By Melissa Fossum
By Lauren Wise
By New Times
By Amanda Savage
By Jason P. Woodbury
By Troy Farah
By New Times
Four years back, the Red Hot Chili Peppers' triple-platinum phenom Blood Sugar Sex Magik served notice that the brash Southern California foursome was maturing. With its desperately honest take on loss and isolation, the single "Under the Bridge" dove to emotional depths the Chilis had previously not cared--or perhaps dared--to explore.
Now, on One Hot Minute, the Red Hots sound like a band that has fully come into its own. Only time will tell if this album represents the pinnacle of the group's evolution or simply the first effort from a higher plane. In either case, it is a masterpiece of mainstream modern rock.
At turns ferocious and meditative, exotic and down-home, One Hot Minute is a powerful celebration of--for lack of a more precise term--life on Earth.
For example, "One Big Mob" rages with the same atonal, shout-chorus fury as the Grammy-winning Red Hot number "Give It Away." But check the change in lyrical content: The rutting call of "Give it away, give it away, give it away now" has given way to a humanistic plea for global unity. "I am you are me," howls vocalist Anthony Kiedis, over and over, "One big mob in one big home."
Granted, One Hot Minute wouldn't be a bona fide Chili Peppers album if it didn't boast at least one ode to sweaty, screamy, claw-the-sheets sex. Thankfully, the male-as-dominator subtext that soured so many of the Peppers' previous attempts at rock 'n' roll erotica is nowhere to be found on "Coffeeshop." Instead, we get white-hot lyrics about two lovers hopped up on lust, caffeine and philosophic discourse who try to find out how many positions of the Kamasutra are achievable in an automobile.
Complementing that steamy scenario is a heavy, finely honed guitar/vocals hook that pulls you into the chorus like a primal urge. Resistance is futile.
Let's hope the revolving-door succession of Chili Pepper guitarists--which started in 1988 after the drug-overdose death of original band member Hillel Slovak--has finally come to a halt with the addition of former Jane's Addiction axman Dave Navarro. Navarro is a perfect fit. He not only smoothly assimilates to the band's natural sound--a motley stew of punk, funk and fusion that alternately bounces and slams--he broadens it with his penchant for bone-crushing power chords and lead lines that soar and attack like a heavy-metal bird of prey.
One Hot Minute is one of those rare beauties that lacks an obvious weak link. None of the songs on this album suck.
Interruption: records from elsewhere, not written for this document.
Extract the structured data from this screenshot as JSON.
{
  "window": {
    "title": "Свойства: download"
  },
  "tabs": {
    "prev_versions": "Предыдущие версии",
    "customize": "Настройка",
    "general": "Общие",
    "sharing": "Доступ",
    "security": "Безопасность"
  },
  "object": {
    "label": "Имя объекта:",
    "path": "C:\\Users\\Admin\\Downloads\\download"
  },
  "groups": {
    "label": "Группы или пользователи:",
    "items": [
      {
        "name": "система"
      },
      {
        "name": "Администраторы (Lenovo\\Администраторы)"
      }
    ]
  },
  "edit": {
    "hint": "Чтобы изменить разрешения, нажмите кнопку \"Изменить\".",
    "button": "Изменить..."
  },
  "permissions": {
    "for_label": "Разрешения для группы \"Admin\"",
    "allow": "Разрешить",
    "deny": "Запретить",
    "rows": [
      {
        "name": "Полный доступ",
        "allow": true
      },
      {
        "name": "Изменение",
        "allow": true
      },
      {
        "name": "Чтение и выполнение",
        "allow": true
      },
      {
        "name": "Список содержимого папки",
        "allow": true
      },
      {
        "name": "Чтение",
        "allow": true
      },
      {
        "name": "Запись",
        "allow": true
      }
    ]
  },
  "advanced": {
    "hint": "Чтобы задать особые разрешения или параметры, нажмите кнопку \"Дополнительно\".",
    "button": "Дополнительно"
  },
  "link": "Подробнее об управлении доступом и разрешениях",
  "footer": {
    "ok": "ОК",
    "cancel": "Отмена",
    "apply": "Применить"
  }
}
One complaint: Kiedis' spoken-word intro to "Deep Kick" sounds like the LSD-induced, pseudo-spiritual ramblings of a high school hippie: "Love and music can save us and did while the giant gray monster grew more poisoned and volatile around us."
Pretty out there, dude.
The vocalist is more convincing on "Walkabout," a compound of One Hot Minute's finest elements--humanism, grit and exquisite musicianship.
"I want to go on a walkabout, and find out what's it all about," he speak-sings over a trancey groove that soon evaporates in a bomb-drop fusion break. "In the heat, I've got myself to meet." Don't we all.--David Holthouse
500 Miles to Glory(Gearhead/Red Devil)
Like to gap your sparkplugs while crankin' superfueled punk tunes? Thanks to the good guys at Gearhead Magazine, now you can.
The brain child of former Maximum Rock-'n'-Roll writer Michael LaVella, Gearhead daringly probes the similarities between punk music and drag racing. One recent issue highlighted everything from souped-up motors to big-band barfly Sam Butera--and, of course, all the excellent punk outfits on this CD.
Embedded among excerpts of circa-1955 racetrack announcing are previously unreleased tracks (no pun intended) from the Supersuckers and the New Bomb Turks. The Dwarves' twisted singer Blag Dahlia is reincarnated in pure form on "The Crucifixion Is Now." Teengenerate, a spazzy garage band from Japan, speeds through a cover of "My GTO" in just over a minute, and Tucson's the Fells manage to sound inspired while chanting "gooba-gooba-gooba-gooba" on their cover of "Don't You Just Know It."
As any trip to a used-CD store will reveal, there is a surplus of compilation albums on the market. It seems like everyone and his pet monkey has put one out lately, and most of them lack the sort of cohesive theme that keeps 500 Miles to Glory running smoothly. Soaked with high-octane attitude and perfectly chosen sound bites, this disc gets the checkered flag.--Scott Blair
The Guess Who
Company of Strangers
When was the last time you heard a rock enthusiast utter this accolade? "Wow, what an awesome rhythm section the Guess Who had! I wish to God they'd reunite to play soft rock like Mike and the Mechanics!" Probably never. Yet the Guess Who's invisible rhythm section--fronted by some new faceless faces--is all you get on this sham of a reunion album.